Whooping cough is a highly infectious disease spread through the air when someone coughs. For youngsters playing ball on the playground while nursing a cold and runny nose, bacteria can spread easily from one child to another through physical contact, Lindsey said.

Symptoms of whooping cough start like those of a common cold but then progresses into “severe coughing when you can’t catch your breath,” Lindsey said. Those diagnosed with whooping cough are typically given antibiotics for five days to eliminate the possibility of contagion. However, a person can be sick for up to three months, she said. About 5,000 to 7,000 cases of whooping cough are reported every year, according to the United States Department of Health and Human Services.

A new version of the Tdap vaccine used to boost immunity against whooping cough, tetanus, and diphtheria is now available, Lindsey said.

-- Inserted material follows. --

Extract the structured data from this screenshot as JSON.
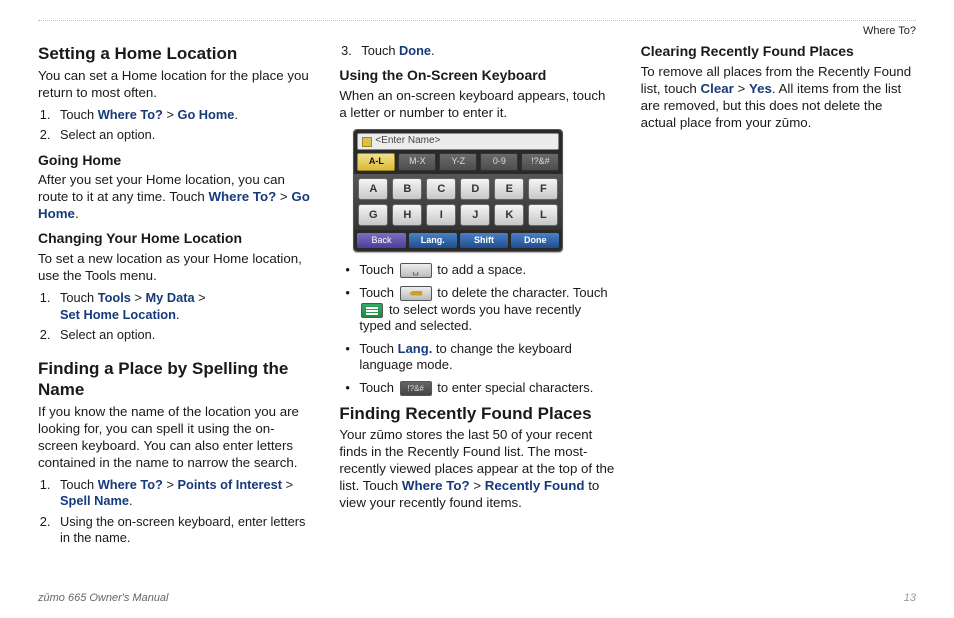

She said doctors will be giving the vaccine to people ages 11 and up, even to those who had the whooping cough vaccine as children, since more adult cases of whooping cough have been reported.

The Tahoe WoRX and Health Services clinic at Tahoe Forest Hospital does not currently have the new Tdap vaccine available, said Laurel Holmer, a infectious control practitioner at the clinic. Holmer said she recommended people contact their primary care doctors for more information about the whooping cough vaccine or call the Nevada County Public Health Department at 265-1450.